[Interface dataset entries]
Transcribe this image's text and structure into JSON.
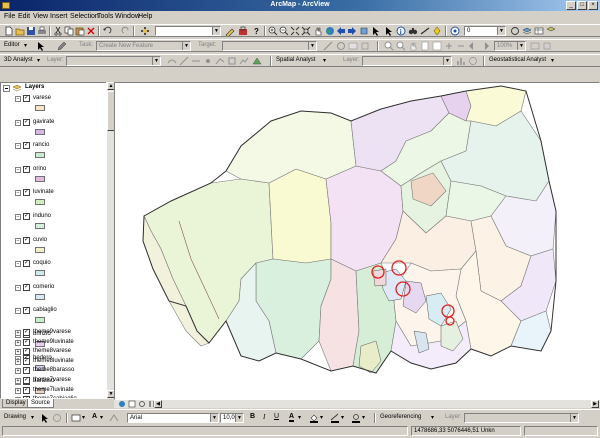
{
  "window": {
    "title": "ArcMap - ArcView"
  },
  "menu": [
    "File",
    "Edit",
    "View",
    "Insert",
    "Selection",
    "Tools",
    "Window",
    "Help"
  ],
  "standard_toolbar": {
    "scale_value": "",
    "right_value": "0"
  },
  "editor_toolbar": {
    "editor_label": "Editor",
    "task_label": "Task:",
    "task_value": "Create New Feature",
    "target_label": "Target:",
    "zoom_value": "100%"
  },
  "analyst_toolbar": {
    "three_d_analyst": "3D Analyst",
    "layer_label": "Layer:",
    "spatial_analyst": "Spatial Analyst",
    "layer2_label": "Layer:",
    "geostatistical_analyst": "Geostatistical Analyst"
  },
  "toc": {
    "root": "Layers",
    "layers": [
      {
        "name": "varese",
        "color": "#f5e6c8"
      },
      {
        "name": "gavirate",
        "color": "#d6b8e6"
      },
      {
        "name": "rancio",
        "color": "#ccecd2"
      },
      {
        "name": "orino",
        "color": "#e6b8dc"
      },
      {
        "name": "luvinate",
        "color": "#d2ecc4"
      },
      {
        "name": "induno",
        "color": "#d8f0e0"
      },
      {
        "name": "cuvio",
        "color": "#f0f0cc"
      },
      {
        "name": "coquio",
        "color": "#cfe8ec"
      },
      {
        "name": "comerio",
        "color": "#d8e8f8"
      },
      {
        "name": "cabiaglio",
        "color": "#c8f0c8"
      },
      {
        "name": "brinzio",
        "color": "#e8d0f0"
      },
      {
        "name": "bedero",
        "color": "#dcd0f0"
      },
      {
        "name": "barasso",
        "color": "#f0d8c8"
      },
      {
        "name": "arcisate",
        "color": "#c8e4c0"
      }
    ],
    "themes": [
      "theme9varese",
      "theme9luvinate",
      "theme8varese",
      "theme8luvinate",
      "theme8barasso",
      "theme7varese",
      "theme7luvinate",
      "theme7cabiaglio",
      "theme6varese"
    ]
  },
  "tabs": [
    "Display",
    "Source"
  ],
  "draw_toolbar": {
    "drawing_label": "Drawing",
    "font_name": "Arial",
    "font_size": "10,00",
    "bold": "B",
    "italic": "I",
    "underline": "U",
    "georef_label": "Georeferencing",
    "layer_label": "Layer:"
  },
  "status": {
    "coordinates": "1478686,33  5076446,51 Unkn"
  },
  "colors": {
    "highlight": "#e02020",
    "title_from": "#0a246a",
    "title_to": "#a6caf0"
  }
}
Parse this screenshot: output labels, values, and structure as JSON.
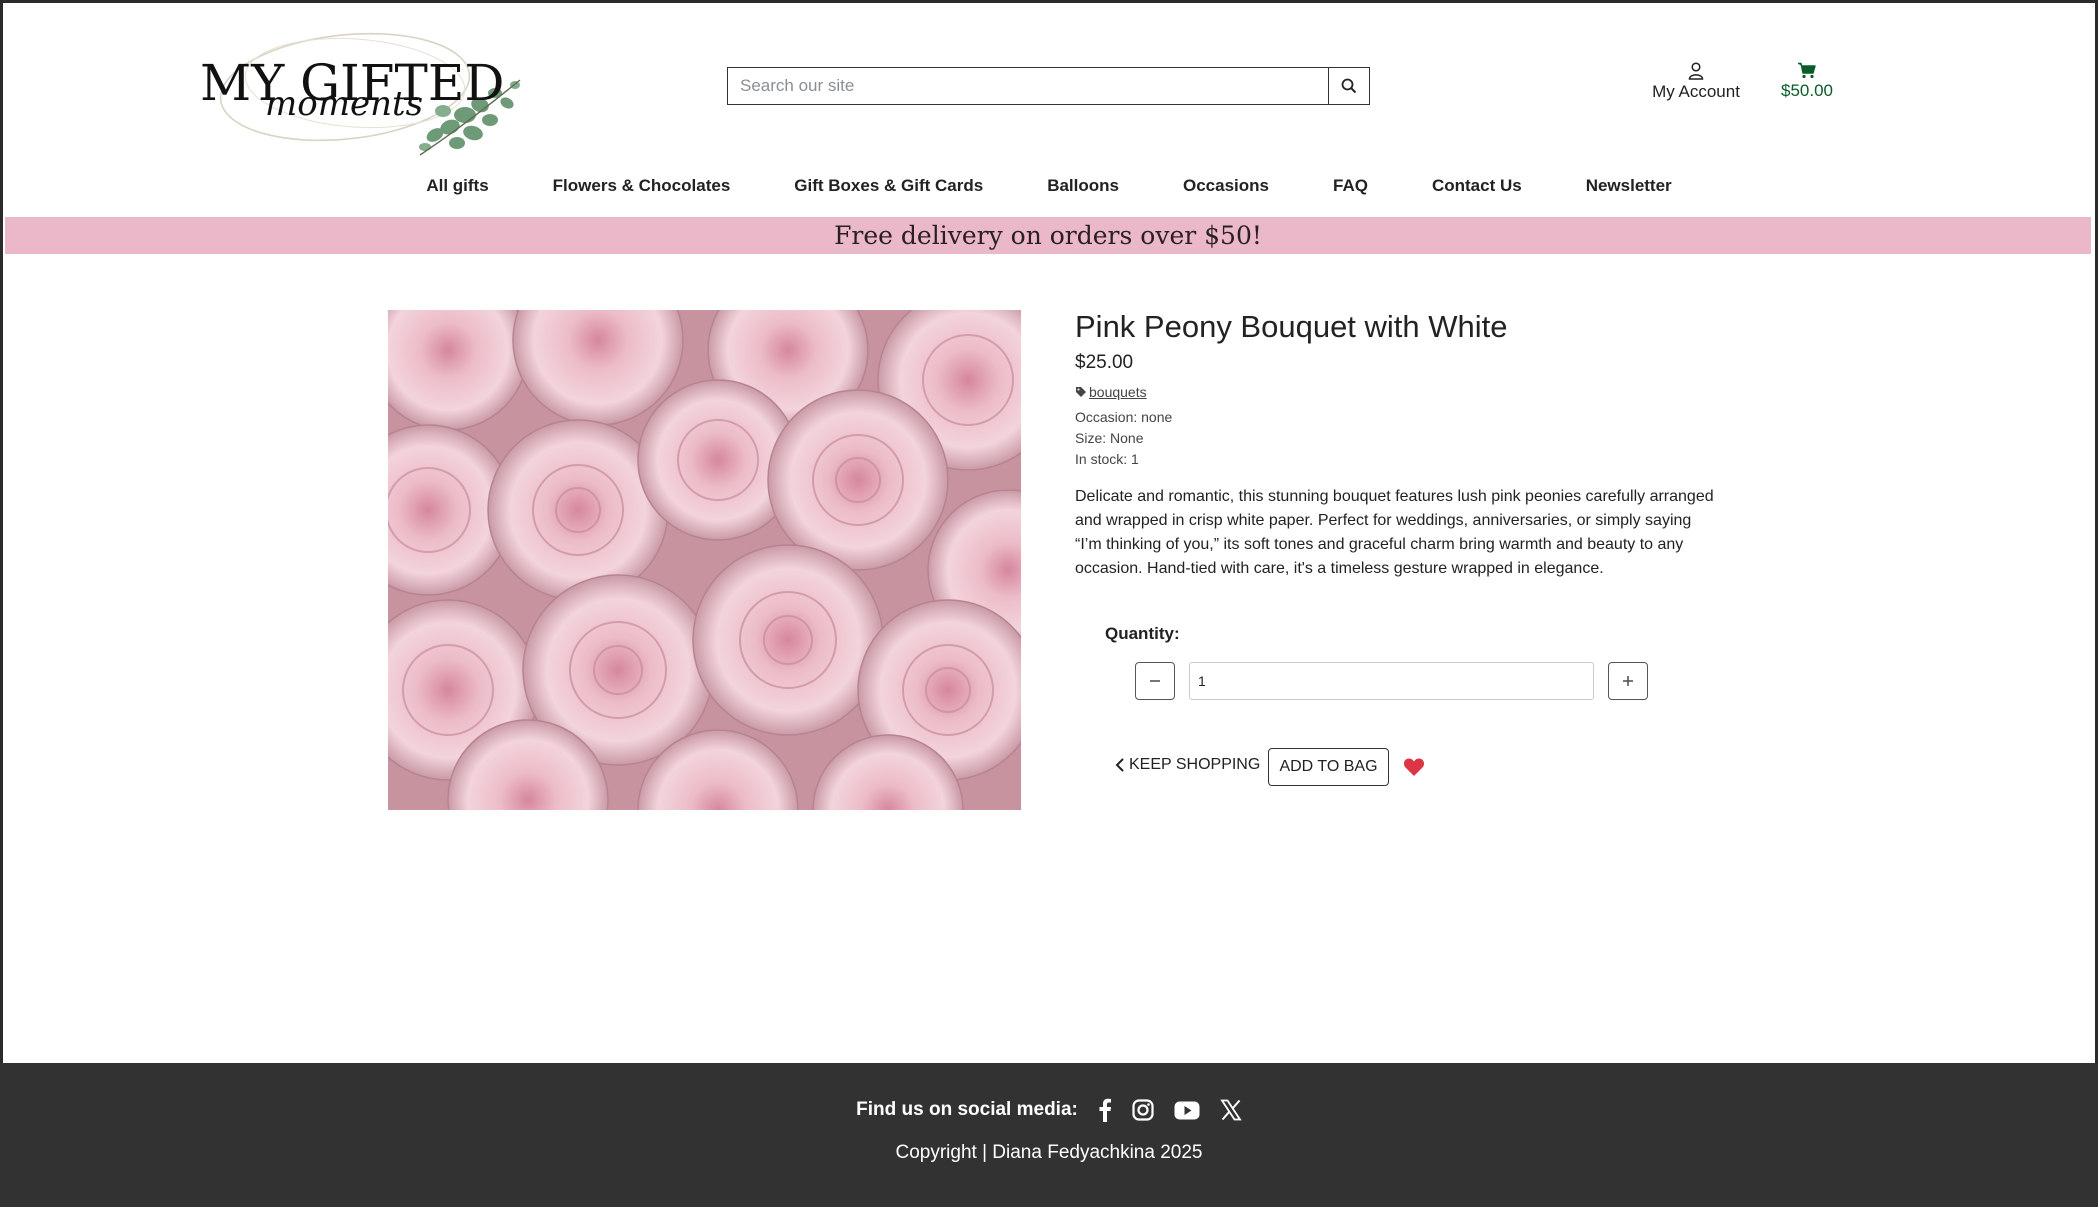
{
  "brand": {
    "logo_line1": "MY GIFTED",
    "logo_line2": "moments"
  },
  "search": {
    "placeholder": "Search our site",
    "value": ""
  },
  "account": {
    "label": "My Account"
  },
  "cart": {
    "total": "$50.00"
  },
  "nav": {
    "items": [
      "All gifts",
      "Flowers & Chocolates",
      "Gift Boxes & Gift Cards",
      "Balloons",
      "Occasions",
      "FAQ",
      "Contact Us",
      "Newsletter"
    ]
  },
  "banner": {
    "text": "Free delivery on orders over $50!"
  },
  "product": {
    "title": "Pink Peony Bouquet with White",
    "price": "$25.00",
    "tag": "bouquets",
    "occasion": "Occasion: none",
    "size": "Size: None",
    "stock": "In stock: 1",
    "description": "Delicate and romantic, this stunning bouquet features lush pink peonies carefully arranged and wrapped in crisp white paper. Perfect for weddings, anniversaries, or simply saying “I’m thinking of you,” its soft tones and graceful charm bring warmth and beauty to any occasion. Hand-tied with care, it's a timeless gesture wrapped in elegance.",
    "quantity_label": "Quantity:",
    "quantity_value": "1",
    "keep_shopping": "KEEP SHOPPING",
    "add_to_bag": "ADD TO BAG"
  },
  "footer": {
    "social_label": "Find us on social media:",
    "copyright": "Copyright | Diana Fedyachkina 2025"
  },
  "colors": {
    "banner_bg": "#ebb8c9",
    "footer_bg": "#333232",
    "cart_green": "#0a5c2a",
    "heart_red": "#dc3545"
  }
}
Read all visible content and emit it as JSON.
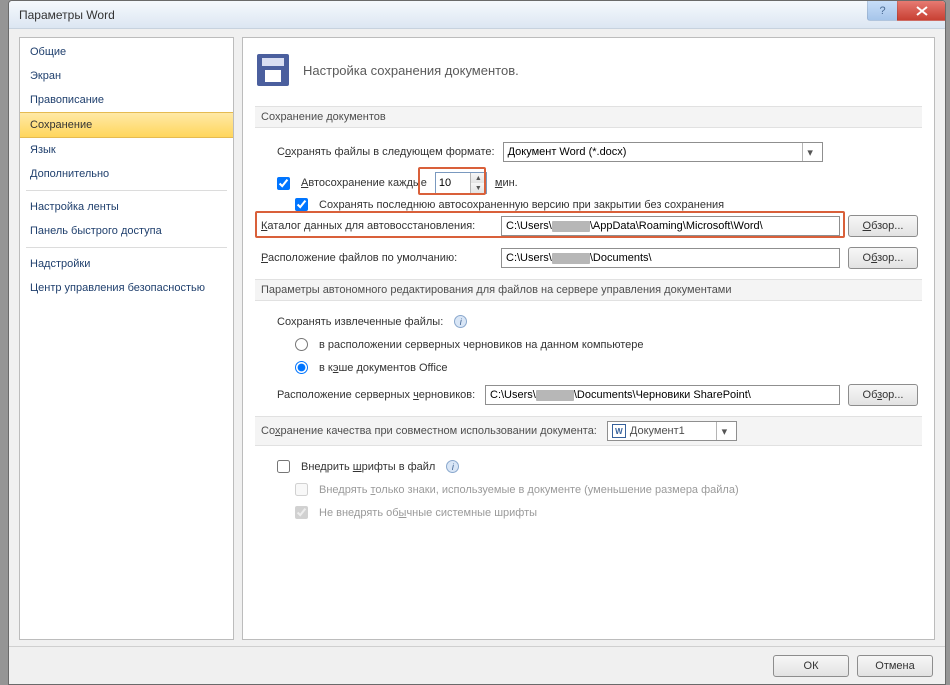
{
  "window": {
    "title": "Параметры Word"
  },
  "sidebar": {
    "items": [
      "Общие",
      "Экран",
      "Правописание",
      "Сохранение",
      "Язык",
      "Дополнительно",
      "Настройка ленты",
      "Панель быстрого доступа",
      "Надстройки",
      "Центр управления безопасностью"
    ],
    "selected_index": 3
  },
  "header": {
    "title": "Настройка сохранения документов."
  },
  "save_section": {
    "heading": "Сохранение документов",
    "format_label_pre": "С",
    "format_label_uchar": "о",
    "format_label_post": "хранять файлы в следующем формате:",
    "format_value": "Документ Word (*.docx)",
    "autosave_checked": true,
    "autosave_label_pre": "",
    "autosave_label_uchar": "А",
    "autosave_label_post": "втосохранение каждые",
    "autosave_value": "10",
    "autosave_unit_uchar": "м",
    "autosave_unit_post": "ин.",
    "keep_last_checked": true,
    "keep_last_text": "Сохранять последнюю автосохраненную версию при закрытии без сохранения",
    "autorecover_label_pre": "",
    "autorecover_label_uchar": "К",
    "autorecover_label_post": "аталог данных для автовосстановления:",
    "autorecover_path_pre": "C:\\Users\\",
    "autorecover_path_post": "\\AppData\\Roaming\\Microsoft\\Word\\",
    "default_loc_label_pre": "",
    "default_loc_label_uchar": "Р",
    "default_loc_label_post": "асположение файлов по умолчанию:",
    "default_loc_path_pre": "C:\\Users\\",
    "default_loc_path_post": "\\Documents\\",
    "browse1": "Обзор...",
    "browse2": "Обзор..."
  },
  "offline_section": {
    "heading": "Параметры автономного редактирования для файлов на сервере управления документами",
    "keep_files_label": "Сохранять извлеченные файлы:",
    "radio_server": "в расположении серверных черновиков на данном компьютере",
    "radio_cache_pre": "в к",
    "radio_cache_uchar": "э",
    "radio_cache_post": "ше документов Office",
    "drafts_label_pre": "Расположение серверных ",
    "drafts_label_uchar": "ч",
    "drafts_label_post": "ерновиков:",
    "drafts_path_pre": "C:\\Users\\",
    "drafts_path_post": "\\Documents\\Черновики SharePoint\\",
    "browse": "Обзор..."
  },
  "fidelity_section": {
    "heading_pre": "Со",
    "heading_uchar": "х",
    "heading_post": "ранение качества при совместном использовании документа:",
    "doc_name": "Документ1",
    "embed_label_pre": "Внедрить ",
    "embed_label_uchar": "ш",
    "embed_label_post": "рифты в файл",
    "embed_only_used_pre": "Внедрять ",
    "embed_only_used_uchar": "т",
    "embed_only_used_post": "олько знаки, используемые в документе (уменьшение размера файла)",
    "no_system_fonts_pre": "Не внедрять об",
    "no_system_fonts_uchar": "ы",
    "no_system_fonts_post": "чные системные шрифты"
  },
  "footer": {
    "ok": "ОК",
    "cancel": "Отмена"
  }
}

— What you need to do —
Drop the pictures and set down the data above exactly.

— Output below —
Transcribe this image's text and structure into JSON.
{
  "window": {
    "title": "ArcMap - ArcView"
  },
  "menu": [
    "File",
    "Edit",
    "View",
    "Insert",
    "Selection",
    "Tools",
    "Window",
    "Help"
  ],
  "standard_toolbar": {
    "scale_value": "",
    "right_value": "0"
  },
  "editor_toolbar": {
    "editor_label": "Editor",
    "task_label": "Task:",
    "task_value": "Create New Feature",
    "target_label": "Target:",
    "zoom_value": "100%"
  },
  "analyst_toolbar": {
    "three_d_analyst": "3D Analyst",
    "layer_label": "Layer:",
    "spatial_analyst": "Spatial Analyst",
    "layer2_label": "Layer:",
    "geostatistical_analyst": "Geostatistical Analyst"
  },
  "toc": {
    "root": "Layers",
    "layers": [
      {
        "name": "varese",
        "color": "#f5e6c8"
      },
      {
        "name": "gavirate",
        "color": "#d6b8e6"
      },
      {
        "name": "rancio",
        "color": "#ccecd2"
      },
      {
        "name": "orino",
        "color": "#e6b8dc"
      },
      {
        "name": "luvinate",
        "color": "#d2ecc4"
      },
      {
        "name": "induno",
        "color": "#d8f0e0"
      },
      {
        "name": "cuvio",
        "color": "#f0f0cc"
      },
      {
        "name": "coquio",
        "color": "#cfe8ec"
      },
      {
        "name": "comerio",
        "color": "#d8e8f8"
      },
      {
        "name": "cabiaglio",
        "color": "#c8f0c8"
      },
      {
        "name": "brinzio",
        "color": "#e8d0f0"
      },
      {
        "name": "bedero",
        "color": "#dcd0f0"
      },
      {
        "name": "barasso",
        "color": "#f0d8c8"
      },
      {
        "name": "arcisate",
        "color": "#c8e4c0"
      }
    ],
    "themes": [
      "theme9varese",
      "theme9luvinate",
      "theme8varese",
      "theme8luvinate",
      "theme8barasso",
      "theme7varese",
      "theme7luvinate",
      "theme7cabiaglio",
      "theme6varese"
    ]
  },
  "tabs": [
    "Display",
    "Source"
  ],
  "draw_toolbar": {
    "drawing_label": "Drawing",
    "font_name": "Arial",
    "font_size": "10,00",
    "bold": "B",
    "italic": "I",
    "underline": "U",
    "georef_label": "Georeferencing",
    "layer_label": "Layer:"
  },
  "status": {
    "coordinates": "1478686,33  5076446,51 Unkn"
  },
  "colors": {
    "highlight": "#e02020",
    "title_from": "#0a246a",
    "title_to": "#a6caf0"
  }
}
Parse this screenshot: output labels, values, and structure as JSON.
{
  "brand": {
    "logo_line1": "MY GIFTED",
    "logo_line2": "moments"
  },
  "search": {
    "placeholder": "Search our site",
    "value": ""
  },
  "account": {
    "label": "My Account"
  },
  "cart": {
    "total": "$50.00"
  },
  "nav": {
    "items": [
      "All gifts",
      "Flowers & Chocolates",
      "Gift Boxes & Gift Cards",
      "Balloons",
      "Occasions",
      "FAQ",
      "Contact Us",
      "Newsletter"
    ]
  },
  "banner": {
    "text": "Free delivery on orders over $50!"
  },
  "product": {
    "title": "Pink Peony Bouquet with White",
    "price": "$25.00",
    "tag": "bouquets",
    "occasion": "Occasion: none",
    "size": "Size: None",
    "stock": "In stock: 1",
    "description": "Delicate and romantic, this stunning bouquet features lush pink peonies carefully arranged and wrapped in crisp white paper. Perfect for weddings, anniversaries, or simply saying “I’m thinking of you,” its soft tones and graceful charm bring warmth and beauty to any occasion. Hand-tied with care, it's a timeless gesture wrapped in elegance.",
    "quantity_label": "Quantity:",
    "quantity_value": "1",
    "keep_shopping": "KEEP SHOPPING",
    "add_to_bag": "ADD TO BAG"
  },
  "footer": {
    "social_label": "Find us on social media:",
    "copyright": "Copyright | Diana Fedyachkina 2025"
  },
  "colors": {
    "banner_bg": "#ebb8c9",
    "footer_bg": "#333232",
    "cart_green": "#0a5c2a",
    "heart_red": "#dc3545"
  }
}
Read all visible content and emit it as JSON.
{
  "window": {
    "title": "Параметры Word"
  },
  "sidebar": {
    "items": [
      "Общие",
      "Экран",
      "Правописание",
      "Сохранение",
      "Язык",
      "Дополнительно",
      "Настройка ленты",
      "Панель быстрого доступа",
      "Надстройки",
      "Центр управления безопасностью"
    ],
    "selected_index": 3
  },
  "header": {
    "title": "Настройка сохранения документов."
  },
  "save_section": {
    "heading": "Сохранение документов",
    "format_label_pre": "С",
    "format_label_uchar": "о",
    "format_label_post": "хранять файлы в следующем формате:",
    "format_value": "Документ Word (*.docx)",
    "autosave_checked": true,
    "autosave_label_pre": "",
    "autosave_label_uchar": "А",
    "autosave_label_post": "втосохранение каждые",
    "autosave_value": "10",
    "autosave_unit_uchar": "м",
    "autosave_unit_post": "ин.",
    "keep_last_checked": true,
    "keep_last_text": "Сохранять последнюю автосохраненную версию при закрытии без сохранения",
    "autorecover_label_pre": "",
    "autorecover_label_uchar": "К",
    "autorecover_label_post": "аталог данных для автовосстановления:",
    "autorecover_path_pre": "C:\\Users\\",
    "autorecover_path_post": "\\AppData\\Roaming\\Microsoft\\Word\\",
    "default_loc_label_pre": "",
    "default_loc_label_uchar": "Р",
    "default_loc_label_post": "асположение файлов по умолчанию:",
    "default_loc_path_pre": "C:\\Users\\",
    "default_loc_path_post": "\\Documents\\",
    "browse1": "Обзор...",
    "browse2": "Обзор..."
  },
  "offline_section": {
    "heading": "Параметры автономного редактирования для файлов на сервере управления документами",
    "keep_files_label": "Сохранять извлеченные файлы:",
    "radio_server": "в расположении серверных черновиков на данном компьютере",
    "radio_cache_pre": "в к",
    "radio_cache_uchar": "э",
    "radio_cache_post": "ше документов Office",
    "drafts_label_pre": "Расположение серверных ",
    "drafts_label_uchar": "ч",
    "drafts_label_post": "ерновиков:",
    "drafts_path_pre": "C:\\Users\\",
    "drafts_path_post": "\\Documents\\Черновики SharePoint\\",
    "browse": "Обзор..."
  },
  "fidelity_section": {
    "heading_pre": "Со",
    "heading_uchar": "х",
    "heading_post": "ранение качества при совместном использовании документа:",
    "doc_name": "Документ1",
    "embed_label_pre": "Внедрить ",
    "embed_label_uchar": "ш",
    "embed_label_post": "рифты в файл",
    "embed_only_used_pre": "Внедрять ",
    "embed_only_used_uchar": "т",
    "embed_only_used_post": "олько знаки, используемые в документе (уменьшение размера файла)",
    "no_system_fonts_pre": "Не внедрять об",
    "no_system_fonts_uchar": "ы",
    "no_system_fonts_post": "чные системные шрифты"
  },
  "footer": {
    "ok": "ОК",
    "cancel": "Отмена"
  }
}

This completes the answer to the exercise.